Donald hopes to apply Federer's calm to his own game over next two weeks

Luke Donald with drum and fife corps at Scottish Open
Getty Images
Luke Donald was disappointed with his ball-striking at the U.S. Open, but he struck up the band at the Scottish Open on Wednesday.
By
PA Sport

Series: European Tour

INVERNESS, Scotland -- For the sixth major in a row, Luke Donald will go into next week's British Open as world No. 1.

None of the previous five, of course, has led to the outcome he wanted -- and nor did any of the 31 he played before that.

In a bid to change things at Royal Lytham and so become England's first winner of a major since Nick Faldo in 1996, Donald is determined to take a more relaxed attitude.

The 34-year-old, who first of all will try to defend his Scottish Open title at Castle Stuart this week, could not have been more impressed by Roger Federer -- "so calm and collected" -- when he watched his semifinal win over Novak Djokovic at Wimbledon last Friday.

"He's made a very conscious effort not to get so down on himself," said Donald. "When I'm playing I'm laughing and joking, but I've realized that (at majors) I do get a little bit more anxious, a little bit more uptight, a little bit more agitated.

"People around me notice it," he added. "I've got to try and control that and that's going to be the priority -- go out there and try to play with a little bit more freedom, a little bit more fun.

"I've realized it for a while and it's just a constant process of trying to work on that and improve every time," he explained. "It's got to come from me. Obviously I work with (mental coach) Dave Alfred, but that's more about going through the process of being diligent about my practice and practicing efficiently."

Donald knows that winning a major is the one thing missing from his career -- and it would certainly help someone like pop singer Kylie Minogue know who he is. They sat next to each other at lunch at Wimbledon before going into the Royal Box, but the Australian star needed her boyfriend to tell her that Donald was a golfer.

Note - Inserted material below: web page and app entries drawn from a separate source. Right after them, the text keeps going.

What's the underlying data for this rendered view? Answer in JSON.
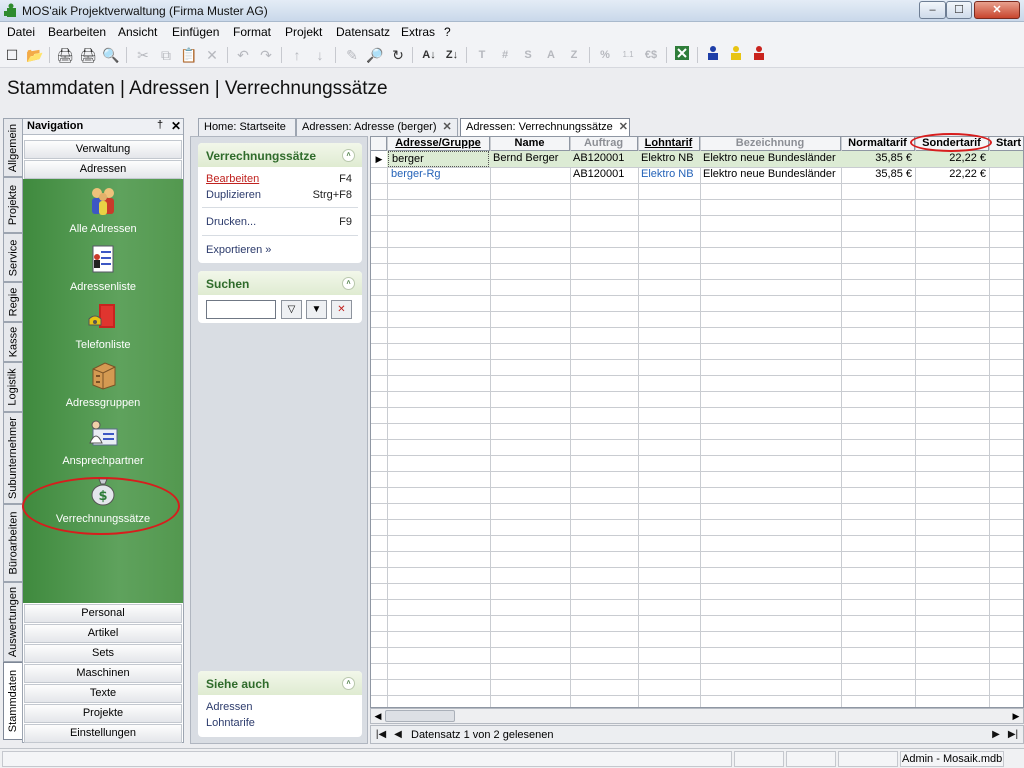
{
  "window": {
    "title": "MOS'aik Projektverwaltung (Firma Muster AG)",
    "min": "–",
    "max": "☐",
    "close": "✕"
  },
  "menu": [
    "Datei",
    "Bearbeiten",
    "Ansicht",
    "Einfügen",
    "Format",
    "Projekt",
    "Datensatz",
    "Extras",
    "?"
  ],
  "toolbar": {
    "glyphs": [
      "☐",
      "📂",
      "🖨",
      "🔍",
      "✂",
      "⧉",
      "📋",
      "✕",
      "↶",
      "↷",
      "↑",
      "↓",
      "✎",
      "🔎",
      "↻",
      "A↓",
      "Z↓"
    ],
    "letters": [
      "T",
      "#",
      "S",
      "A",
      "Z",
      "%",
      "1.1",
      "€$"
    ]
  },
  "page_title": "Stammdaten | Adressen | Verrechnungssätze",
  "side_tabs": [
    "Allgemein",
    "Projekte",
    "Service",
    "Regie",
    "Kasse",
    "Logistik",
    "Subunternehmer",
    "Büroarbeiten",
    "Auswertungen",
    "Stammdaten"
  ],
  "navigation": {
    "title": "Navigation",
    "pin": "†",
    "close": "✕",
    "top_buttons": [
      "Verwaltung",
      "Adressen"
    ],
    "items": [
      "Alle Adressen",
      "Adressenliste",
      "Telefonliste",
      "Adressgruppen",
      "Ansprechpartner",
      "Verrechnungssätze"
    ],
    "bottom_buttons": [
      "Personal",
      "Artikel",
      "Sets",
      "Maschinen",
      "Texte",
      "Projekte",
      "Einstellungen"
    ]
  },
  "doc_tabs": [
    "Home: Startseite",
    "Adressen: Adresse (berger)",
    "Adressen: Verrechnungssätze"
  ],
  "tab_close": "✕",
  "task_panel": {
    "section1": {
      "title": "Verrechnungssätze",
      "chev": "˄",
      "actions": [
        {
          "label": "Bearbeiten",
          "key": "F4"
        },
        {
          "label": "Duplizieren",
          "key": "Strg+F8"
        },
        {
          "label": "Drucken...",
          "key": "F9"
        },
        {
          "label": "Exportieren »",
          "key": ""
        }
      ]
    },
    "section2": {
      "title": "Suchen",
      "chev": "˄",
      "buttons": [
        "▽",
        "▼",
        "✕"
      ]
    },
    "section3": {
      "title": "Siehe auch",
      "chev": "˄",
      "links": [
        "Adressen",
        "Lohntarife"
      ]
    }
  },
  "grid": {
    "columns": [
      "Adresse/Gruppe",
      "Name",
      "Auftrag",
      "Lohntarif",
      "Bezeichnung",
      "Normaltarif",
      "Sondertarif",
      "Start"
    ],
    "rows": [
      [
        "berger",
        "Bernd Berger",
        "AB120001",
        "Elektro NB",
        "Elektro neue Bundesländer",
        "35,85 €",
        "22,22 €",
        ""
      ],
      [
        "berger-Rg",
        "",
        "AB120001",
        "Elektro NB",
        "Elektro neue Bundesländer",
        "35,85 €",
        "22,22 €",
        ""
      ]
    ],
    "row_marker": "▶"
  },
  "scroll": {
    "left": "◀",
    "right": "▶"
  },
  "record_nav": {
    "first": "|◀",
    "prev": "◀",
    "next": "▶",
    "last": "▶|",
    "status": "Datensatz 1 von 2 gelesenen"
  },
  "status": {
    "user": "Admin - Mosaik.mdb"
  }
}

"She was a sweet girl, actually -- really genuinely nice girl, down to earth and I enjoyed chatting to her a little bit," he said.

After winning the Scottish Open title last July -- and doing it with a closing 63 that was the lowest round of his European Tour career -- Donald went to Sandwich and missed the cut. He also made an early exit from last month's U.S. Open, and felt his ball-striking let him down in San Francisco.

"I got a little bit caught up in trying to hit the right shot," he said, "but I didn't strike it very well and that made me a bit anxious."